JanishaGabriel
JanishaGabriel

 @MarshallPease thanks, and after reading your post with Roger Olson I see where you're coming from more concisely.

 

and also, you dropped  this bombshell: "I think Beyonce's performance says more about how white guys think than how black women are ... the point is that white guys don't hear that message and they won't get it just by being lectured to (however appropriately) by black women, since actual black women are largely irrelevant to what they are thinking."  what a painfully true statement, to the point of being triggering.  as i read that, those words cut in to me, and i'm sitting here with anxiety, my mind racing and thinking about an infinite number of times when i've been silenced, passed over for white kids/adults in any number of situations...which all comes from being considered irrelevant.  ugh.  these things don't just affect one's social ordering but their emotional health also.  my goodness.

 

i wonder what has come of Roger and that conversation?  your points were spot on, things that needed to be said.

danhauge
danhauge

 @JanishaGabriel

 Yeah--I was just in the middle of trying to comment about how hegemony/white privilege shapes our different experiences in having the conversation, but this pretty much says it all. Thanks :)

BoSanders
BoSanders moderator like.author.displayName 1 Like

 @danhauge  @JanishaGabriel Yep.  I think that I will turn off my email notification feature and just think about this one response all morning.  -Bo 

Trackbacks

  1. [...] There has been a general debate in culture and online whether or not Beyonce’s performance at the Super Bowl XLVII was empowering for women or degrading. Was Beyonce’s (and the rest of Destiny’s Child’s) performance A Prophetic Dance Of Power? Or was the concert a mere repeating of when sexism and racism meet at the intersection of U.S. history.
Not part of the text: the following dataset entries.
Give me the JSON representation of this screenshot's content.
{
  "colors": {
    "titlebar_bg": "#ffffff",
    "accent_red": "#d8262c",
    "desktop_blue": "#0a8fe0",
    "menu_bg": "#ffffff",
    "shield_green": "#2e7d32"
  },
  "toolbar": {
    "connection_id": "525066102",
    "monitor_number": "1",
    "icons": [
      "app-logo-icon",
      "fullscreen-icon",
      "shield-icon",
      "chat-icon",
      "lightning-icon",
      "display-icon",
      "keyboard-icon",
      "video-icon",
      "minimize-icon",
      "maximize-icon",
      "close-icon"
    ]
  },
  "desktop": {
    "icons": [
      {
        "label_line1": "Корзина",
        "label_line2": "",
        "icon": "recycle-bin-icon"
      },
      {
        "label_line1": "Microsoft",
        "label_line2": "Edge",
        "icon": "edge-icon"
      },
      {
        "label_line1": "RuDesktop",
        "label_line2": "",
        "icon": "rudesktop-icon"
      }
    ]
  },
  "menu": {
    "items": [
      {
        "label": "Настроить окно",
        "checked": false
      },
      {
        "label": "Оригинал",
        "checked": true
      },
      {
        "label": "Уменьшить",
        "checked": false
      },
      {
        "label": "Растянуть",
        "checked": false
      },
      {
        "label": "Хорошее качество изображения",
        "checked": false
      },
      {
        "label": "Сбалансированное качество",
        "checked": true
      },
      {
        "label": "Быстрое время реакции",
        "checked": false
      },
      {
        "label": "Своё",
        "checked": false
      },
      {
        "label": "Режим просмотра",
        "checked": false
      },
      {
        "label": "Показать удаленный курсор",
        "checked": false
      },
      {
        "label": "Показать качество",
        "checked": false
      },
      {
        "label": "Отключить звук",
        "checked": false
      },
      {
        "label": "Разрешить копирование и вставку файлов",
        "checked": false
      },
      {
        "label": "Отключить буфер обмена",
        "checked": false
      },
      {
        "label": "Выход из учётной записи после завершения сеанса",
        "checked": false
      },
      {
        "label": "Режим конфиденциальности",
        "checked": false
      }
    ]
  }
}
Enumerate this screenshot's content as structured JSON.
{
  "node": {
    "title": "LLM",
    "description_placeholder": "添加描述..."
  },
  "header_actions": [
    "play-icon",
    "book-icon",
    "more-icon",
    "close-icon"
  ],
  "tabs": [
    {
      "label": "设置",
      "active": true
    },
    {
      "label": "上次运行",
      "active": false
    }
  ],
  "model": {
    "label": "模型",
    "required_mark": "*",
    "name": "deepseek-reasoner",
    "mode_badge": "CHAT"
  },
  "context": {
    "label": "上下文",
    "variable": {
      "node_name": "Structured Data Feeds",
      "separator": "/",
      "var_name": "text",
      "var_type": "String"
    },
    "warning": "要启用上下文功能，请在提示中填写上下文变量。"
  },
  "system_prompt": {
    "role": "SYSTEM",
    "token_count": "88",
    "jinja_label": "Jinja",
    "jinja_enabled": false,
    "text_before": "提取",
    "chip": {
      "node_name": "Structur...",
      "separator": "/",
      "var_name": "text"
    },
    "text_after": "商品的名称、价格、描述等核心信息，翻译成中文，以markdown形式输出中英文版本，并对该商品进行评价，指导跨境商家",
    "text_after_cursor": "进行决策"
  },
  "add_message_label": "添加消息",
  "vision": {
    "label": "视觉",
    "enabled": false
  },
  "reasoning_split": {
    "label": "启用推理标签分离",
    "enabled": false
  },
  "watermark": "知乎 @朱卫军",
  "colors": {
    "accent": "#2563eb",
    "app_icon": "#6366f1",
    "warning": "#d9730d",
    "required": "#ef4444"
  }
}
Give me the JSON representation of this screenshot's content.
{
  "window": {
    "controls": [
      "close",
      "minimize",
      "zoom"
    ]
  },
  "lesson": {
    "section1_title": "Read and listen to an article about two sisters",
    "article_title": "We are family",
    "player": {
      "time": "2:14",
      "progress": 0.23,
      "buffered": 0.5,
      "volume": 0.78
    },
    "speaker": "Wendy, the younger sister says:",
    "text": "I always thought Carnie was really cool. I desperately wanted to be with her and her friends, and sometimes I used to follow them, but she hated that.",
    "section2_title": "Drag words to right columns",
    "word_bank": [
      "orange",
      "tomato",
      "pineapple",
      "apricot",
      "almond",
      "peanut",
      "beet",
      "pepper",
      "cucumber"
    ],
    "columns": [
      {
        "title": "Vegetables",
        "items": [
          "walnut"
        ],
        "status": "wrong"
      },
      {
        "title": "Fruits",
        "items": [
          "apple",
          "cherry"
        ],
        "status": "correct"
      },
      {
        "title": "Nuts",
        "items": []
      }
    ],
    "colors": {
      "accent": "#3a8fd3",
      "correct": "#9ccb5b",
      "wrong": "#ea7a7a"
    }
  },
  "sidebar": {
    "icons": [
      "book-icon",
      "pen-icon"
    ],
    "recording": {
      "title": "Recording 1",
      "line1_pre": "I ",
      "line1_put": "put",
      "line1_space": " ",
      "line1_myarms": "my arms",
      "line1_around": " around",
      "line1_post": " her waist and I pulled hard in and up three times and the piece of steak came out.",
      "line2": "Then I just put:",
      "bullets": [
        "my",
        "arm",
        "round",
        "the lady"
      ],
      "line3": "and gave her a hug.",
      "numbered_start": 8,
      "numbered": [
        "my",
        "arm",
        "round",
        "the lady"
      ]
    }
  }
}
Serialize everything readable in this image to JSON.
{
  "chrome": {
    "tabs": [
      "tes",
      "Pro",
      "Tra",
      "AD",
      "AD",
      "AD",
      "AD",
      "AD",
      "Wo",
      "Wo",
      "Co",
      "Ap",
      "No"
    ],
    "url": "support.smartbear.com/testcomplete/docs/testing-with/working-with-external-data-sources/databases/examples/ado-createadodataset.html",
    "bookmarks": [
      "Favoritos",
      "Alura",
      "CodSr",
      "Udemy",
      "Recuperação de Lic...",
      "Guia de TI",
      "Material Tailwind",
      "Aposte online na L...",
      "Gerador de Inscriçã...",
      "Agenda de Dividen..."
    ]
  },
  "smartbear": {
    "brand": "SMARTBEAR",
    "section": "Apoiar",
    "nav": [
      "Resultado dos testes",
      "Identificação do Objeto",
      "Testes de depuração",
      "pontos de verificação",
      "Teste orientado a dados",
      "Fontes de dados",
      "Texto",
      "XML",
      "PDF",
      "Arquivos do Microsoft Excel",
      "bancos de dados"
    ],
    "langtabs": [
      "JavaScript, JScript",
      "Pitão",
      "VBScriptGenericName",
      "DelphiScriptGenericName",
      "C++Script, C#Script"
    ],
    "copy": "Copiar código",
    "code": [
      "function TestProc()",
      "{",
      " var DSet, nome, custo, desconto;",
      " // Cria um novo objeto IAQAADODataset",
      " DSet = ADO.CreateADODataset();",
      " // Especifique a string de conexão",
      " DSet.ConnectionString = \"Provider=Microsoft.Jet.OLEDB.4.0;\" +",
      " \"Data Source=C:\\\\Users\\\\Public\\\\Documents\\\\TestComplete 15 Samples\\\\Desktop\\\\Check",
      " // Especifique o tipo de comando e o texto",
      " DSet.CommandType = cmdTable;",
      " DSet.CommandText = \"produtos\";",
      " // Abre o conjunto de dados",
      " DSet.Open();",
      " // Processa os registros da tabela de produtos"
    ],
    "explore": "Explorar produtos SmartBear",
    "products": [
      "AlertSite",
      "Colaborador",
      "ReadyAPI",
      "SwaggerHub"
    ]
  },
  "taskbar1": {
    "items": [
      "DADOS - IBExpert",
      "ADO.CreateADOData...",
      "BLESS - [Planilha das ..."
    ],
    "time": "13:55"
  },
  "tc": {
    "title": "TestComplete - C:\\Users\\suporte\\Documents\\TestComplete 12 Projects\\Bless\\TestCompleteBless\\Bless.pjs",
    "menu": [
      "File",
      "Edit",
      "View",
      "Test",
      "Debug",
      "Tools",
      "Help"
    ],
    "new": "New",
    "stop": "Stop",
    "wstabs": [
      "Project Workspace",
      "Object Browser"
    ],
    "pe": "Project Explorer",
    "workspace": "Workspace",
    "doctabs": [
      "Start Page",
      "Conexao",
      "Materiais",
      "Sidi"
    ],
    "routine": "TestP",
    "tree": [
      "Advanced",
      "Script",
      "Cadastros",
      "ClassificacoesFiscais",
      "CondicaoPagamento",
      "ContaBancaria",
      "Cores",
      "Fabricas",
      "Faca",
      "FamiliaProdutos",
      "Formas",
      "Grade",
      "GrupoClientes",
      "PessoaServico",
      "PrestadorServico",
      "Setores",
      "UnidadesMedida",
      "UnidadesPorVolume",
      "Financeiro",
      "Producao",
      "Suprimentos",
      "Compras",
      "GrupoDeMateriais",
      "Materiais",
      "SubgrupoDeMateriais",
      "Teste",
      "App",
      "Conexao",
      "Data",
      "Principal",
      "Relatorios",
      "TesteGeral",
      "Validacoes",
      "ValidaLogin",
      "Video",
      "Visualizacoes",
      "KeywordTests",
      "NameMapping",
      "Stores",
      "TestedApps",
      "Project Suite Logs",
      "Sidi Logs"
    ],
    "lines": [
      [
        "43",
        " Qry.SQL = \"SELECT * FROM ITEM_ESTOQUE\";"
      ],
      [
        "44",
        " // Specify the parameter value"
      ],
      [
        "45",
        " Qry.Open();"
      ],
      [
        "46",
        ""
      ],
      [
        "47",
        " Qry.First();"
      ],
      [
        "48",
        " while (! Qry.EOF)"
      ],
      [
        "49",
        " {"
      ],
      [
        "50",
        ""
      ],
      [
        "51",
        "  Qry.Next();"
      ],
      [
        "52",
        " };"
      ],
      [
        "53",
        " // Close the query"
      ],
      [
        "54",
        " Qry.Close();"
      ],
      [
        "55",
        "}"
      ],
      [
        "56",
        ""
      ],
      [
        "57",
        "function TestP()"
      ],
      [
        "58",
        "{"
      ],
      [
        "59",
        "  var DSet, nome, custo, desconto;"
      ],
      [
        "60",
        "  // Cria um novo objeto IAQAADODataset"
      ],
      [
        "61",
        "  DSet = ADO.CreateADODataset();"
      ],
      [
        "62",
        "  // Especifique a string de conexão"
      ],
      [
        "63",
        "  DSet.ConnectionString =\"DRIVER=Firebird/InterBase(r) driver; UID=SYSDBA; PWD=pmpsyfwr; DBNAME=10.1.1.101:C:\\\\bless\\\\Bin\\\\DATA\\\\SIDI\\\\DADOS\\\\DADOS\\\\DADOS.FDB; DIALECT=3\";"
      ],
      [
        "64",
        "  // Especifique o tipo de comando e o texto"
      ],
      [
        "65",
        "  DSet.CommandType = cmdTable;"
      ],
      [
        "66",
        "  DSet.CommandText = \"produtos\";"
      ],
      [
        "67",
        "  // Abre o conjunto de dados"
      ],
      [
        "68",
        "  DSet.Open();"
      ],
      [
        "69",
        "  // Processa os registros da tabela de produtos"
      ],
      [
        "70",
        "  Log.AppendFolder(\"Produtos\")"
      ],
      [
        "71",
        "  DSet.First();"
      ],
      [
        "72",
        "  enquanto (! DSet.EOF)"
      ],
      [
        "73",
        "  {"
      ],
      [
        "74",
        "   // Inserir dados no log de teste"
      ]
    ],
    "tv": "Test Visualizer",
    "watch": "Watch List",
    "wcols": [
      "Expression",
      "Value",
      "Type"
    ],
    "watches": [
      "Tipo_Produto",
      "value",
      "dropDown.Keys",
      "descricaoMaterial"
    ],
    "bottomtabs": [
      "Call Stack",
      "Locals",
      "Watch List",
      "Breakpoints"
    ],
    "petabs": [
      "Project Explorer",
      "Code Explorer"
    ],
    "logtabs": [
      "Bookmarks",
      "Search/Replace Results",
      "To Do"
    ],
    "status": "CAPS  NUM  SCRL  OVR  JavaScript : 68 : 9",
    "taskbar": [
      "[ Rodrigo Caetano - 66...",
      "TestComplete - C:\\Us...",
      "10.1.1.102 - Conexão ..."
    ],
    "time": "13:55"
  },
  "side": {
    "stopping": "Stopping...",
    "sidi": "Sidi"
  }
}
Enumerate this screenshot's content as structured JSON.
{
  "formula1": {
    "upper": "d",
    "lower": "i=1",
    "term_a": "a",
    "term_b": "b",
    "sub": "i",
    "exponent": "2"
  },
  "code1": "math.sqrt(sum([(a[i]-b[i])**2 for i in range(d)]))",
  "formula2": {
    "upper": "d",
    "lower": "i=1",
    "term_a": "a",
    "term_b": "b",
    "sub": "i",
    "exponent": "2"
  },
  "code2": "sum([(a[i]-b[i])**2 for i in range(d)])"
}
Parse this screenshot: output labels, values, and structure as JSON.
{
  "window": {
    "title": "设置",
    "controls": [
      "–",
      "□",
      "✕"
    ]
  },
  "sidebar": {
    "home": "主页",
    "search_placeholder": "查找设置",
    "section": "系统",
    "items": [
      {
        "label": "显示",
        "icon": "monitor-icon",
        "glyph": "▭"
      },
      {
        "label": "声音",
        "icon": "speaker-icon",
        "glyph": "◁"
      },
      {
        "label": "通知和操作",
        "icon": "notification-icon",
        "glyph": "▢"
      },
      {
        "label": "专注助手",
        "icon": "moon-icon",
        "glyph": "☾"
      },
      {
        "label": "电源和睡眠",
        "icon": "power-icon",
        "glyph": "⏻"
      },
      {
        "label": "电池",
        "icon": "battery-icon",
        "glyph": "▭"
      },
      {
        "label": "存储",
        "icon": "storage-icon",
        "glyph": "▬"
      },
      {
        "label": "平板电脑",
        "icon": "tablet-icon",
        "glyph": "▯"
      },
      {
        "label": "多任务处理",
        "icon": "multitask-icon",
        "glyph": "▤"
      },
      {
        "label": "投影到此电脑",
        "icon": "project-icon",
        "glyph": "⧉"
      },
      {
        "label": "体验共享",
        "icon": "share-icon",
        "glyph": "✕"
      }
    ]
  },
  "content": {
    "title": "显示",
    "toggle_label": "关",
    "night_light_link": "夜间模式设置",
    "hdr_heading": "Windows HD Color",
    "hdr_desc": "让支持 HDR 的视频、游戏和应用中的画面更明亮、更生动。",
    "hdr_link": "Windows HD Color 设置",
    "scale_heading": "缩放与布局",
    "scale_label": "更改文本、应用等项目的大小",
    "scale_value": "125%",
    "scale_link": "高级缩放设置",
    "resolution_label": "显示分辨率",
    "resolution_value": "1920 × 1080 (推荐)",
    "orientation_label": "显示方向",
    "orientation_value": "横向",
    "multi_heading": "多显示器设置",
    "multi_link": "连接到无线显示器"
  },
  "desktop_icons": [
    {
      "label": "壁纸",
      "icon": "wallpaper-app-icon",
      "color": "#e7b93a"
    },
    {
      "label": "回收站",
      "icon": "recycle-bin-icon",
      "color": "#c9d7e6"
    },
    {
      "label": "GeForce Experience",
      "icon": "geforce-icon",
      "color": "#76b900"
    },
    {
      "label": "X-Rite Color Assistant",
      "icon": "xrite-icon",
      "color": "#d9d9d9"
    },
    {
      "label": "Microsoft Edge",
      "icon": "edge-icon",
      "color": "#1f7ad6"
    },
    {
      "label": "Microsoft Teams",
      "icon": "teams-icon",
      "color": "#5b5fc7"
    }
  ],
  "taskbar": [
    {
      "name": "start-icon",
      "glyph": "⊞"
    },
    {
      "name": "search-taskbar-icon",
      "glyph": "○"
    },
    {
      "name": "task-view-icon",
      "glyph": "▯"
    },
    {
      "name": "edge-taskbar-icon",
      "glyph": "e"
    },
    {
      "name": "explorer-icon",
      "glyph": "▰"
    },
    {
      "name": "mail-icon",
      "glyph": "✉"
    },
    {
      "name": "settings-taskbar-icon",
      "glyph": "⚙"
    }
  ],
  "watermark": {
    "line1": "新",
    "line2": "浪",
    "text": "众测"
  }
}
Regardless, this seems like an awkward conversation for the Other to Destiny’s Child: The Silent White Guy who wants to comment on Invisible Black Women. [...]